At work, we have an automated process for auditing commits, and an awesome code review tool to support that process. After about a year and a half, I'm now addicted to that process. I would find it deeply disturbing to be building "solid" software (as opposed to personal hacks) in an environment where people can commit to the repository without code review. It also seems retrograde to have people perform code review by mailing around patchfiles and having developers eyeball them, or manually apply them to their local trees. And it's obviously not scalable to have a small pool of "committers" through whom all patches must be funneled.

Yet, as far as I can tell, most open source projects run this way: a carefully tended tree with a small number of dedicated committers, who eyeball and then commit patches from the wider community. Craziness.

My ideal repository workflow system would probably be two-tiered:

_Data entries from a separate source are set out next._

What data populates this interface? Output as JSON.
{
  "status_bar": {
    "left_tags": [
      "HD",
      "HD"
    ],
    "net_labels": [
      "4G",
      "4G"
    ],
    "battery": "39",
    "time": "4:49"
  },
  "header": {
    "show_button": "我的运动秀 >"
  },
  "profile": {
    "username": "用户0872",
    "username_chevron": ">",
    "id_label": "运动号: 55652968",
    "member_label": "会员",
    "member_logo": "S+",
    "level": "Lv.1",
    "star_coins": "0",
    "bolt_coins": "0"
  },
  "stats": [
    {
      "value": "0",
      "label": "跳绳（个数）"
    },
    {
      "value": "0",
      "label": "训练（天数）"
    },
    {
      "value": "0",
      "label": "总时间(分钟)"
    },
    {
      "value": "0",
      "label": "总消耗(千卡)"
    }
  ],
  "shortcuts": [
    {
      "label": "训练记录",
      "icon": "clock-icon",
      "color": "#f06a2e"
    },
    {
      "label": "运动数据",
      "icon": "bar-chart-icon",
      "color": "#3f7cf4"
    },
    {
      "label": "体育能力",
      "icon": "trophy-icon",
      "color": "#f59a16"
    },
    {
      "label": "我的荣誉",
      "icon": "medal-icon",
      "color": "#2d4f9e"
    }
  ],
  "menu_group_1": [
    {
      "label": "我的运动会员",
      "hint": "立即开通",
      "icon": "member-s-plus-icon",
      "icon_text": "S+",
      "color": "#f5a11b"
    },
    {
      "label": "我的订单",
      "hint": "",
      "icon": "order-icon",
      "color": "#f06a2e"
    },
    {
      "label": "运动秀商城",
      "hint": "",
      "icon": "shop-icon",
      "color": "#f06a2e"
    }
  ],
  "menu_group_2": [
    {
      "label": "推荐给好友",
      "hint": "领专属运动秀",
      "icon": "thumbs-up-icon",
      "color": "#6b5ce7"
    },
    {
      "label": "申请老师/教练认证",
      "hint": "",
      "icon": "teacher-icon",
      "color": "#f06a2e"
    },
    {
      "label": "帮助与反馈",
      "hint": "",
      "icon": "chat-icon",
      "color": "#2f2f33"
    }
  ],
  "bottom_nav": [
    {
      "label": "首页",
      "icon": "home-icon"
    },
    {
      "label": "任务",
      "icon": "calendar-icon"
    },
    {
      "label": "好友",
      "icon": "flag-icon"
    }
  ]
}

  • The central repository is where you keep the canonical tree. From the trunk of this tree, you build release binaries, run a centralized continuous build/test farm, etc. The repository is divided hierarchically into modules. All developers can commit directly to this tree; however, each committed patch must be code reviewed and approved in advance by an owner of the corresponding module.
  • Individual developers keep distributed repositories, which work like git. They can manage their own branches, commit at will, etc. When a developer's ready to submit a patch to the central repository, (s)he prepares a changelist in his/her local repository, then submits it as a patch to the central repository. The central repository keeps the patch, but doesn't permit it to be merged into to the trunk until it's reviewed and approved.

Today, you can build an approximation of the above with a Subversion + git workflow. You can buy Subversion hosting from any number of providers, and you can run git on your own workstation without getting anybody else's permission or hosting resources. I suppose the missing piece is the workflow support system, but I doubt the open source community will leave this void unfilled forever.

Wednesday, June 04, 2008

Soft word wrap for long lines (Wednesday Emacs blogging)

The short story: Use M-x longlines-mode.

The long story: longlines-mode is a minor mode that enables "soft wrap" for Emacs text. In longlines, lines will be displayed wrapped on word boundaries, as under most word processors (but not most text editors). This is useful for editing certain textual formats like HTML or wiki markup.

longlines comes bundled in FSF Emacs 22, but for earlier versions (or XEmacs) do the following:

  1. Get longlines.el, from the longlines Emacs Wiki page.
  2. Copy longlines.el somewhere on your load path. (To add a directory to your load path, add a line (add-to-list 'load-path "/path/to/directory/") to your .emacs)
  3. Add (require 'longlines) to your .emacs.

longlines-mode is a minor mode, and does not automatically hook itself into any major modes. You can hook longlines automatically in the standard fashion:

(add-hook 'html-mode-hook
          '(lambda () (longlines-mode)))

Alternatively, you can simply do M-x longlines-mode to toggle the minor mode manually, as I suggest above.

Once you get started with longlines, you'll probably want to customize its settings to taste. For example, by default the word wrap width won't automatically adjust to the window size. To see all relevant customizable settings, use M-x customize-group [enter] longlines [enter].

Incidentally, this feature is astonishingly obscure and late to arrive to Emacs, given that it's been a standard menu item in crippled brain-dead text editors like Windows Notepad for over a decade. Yet another example of how open source software development is not rationally optimized to serve the needs of the user.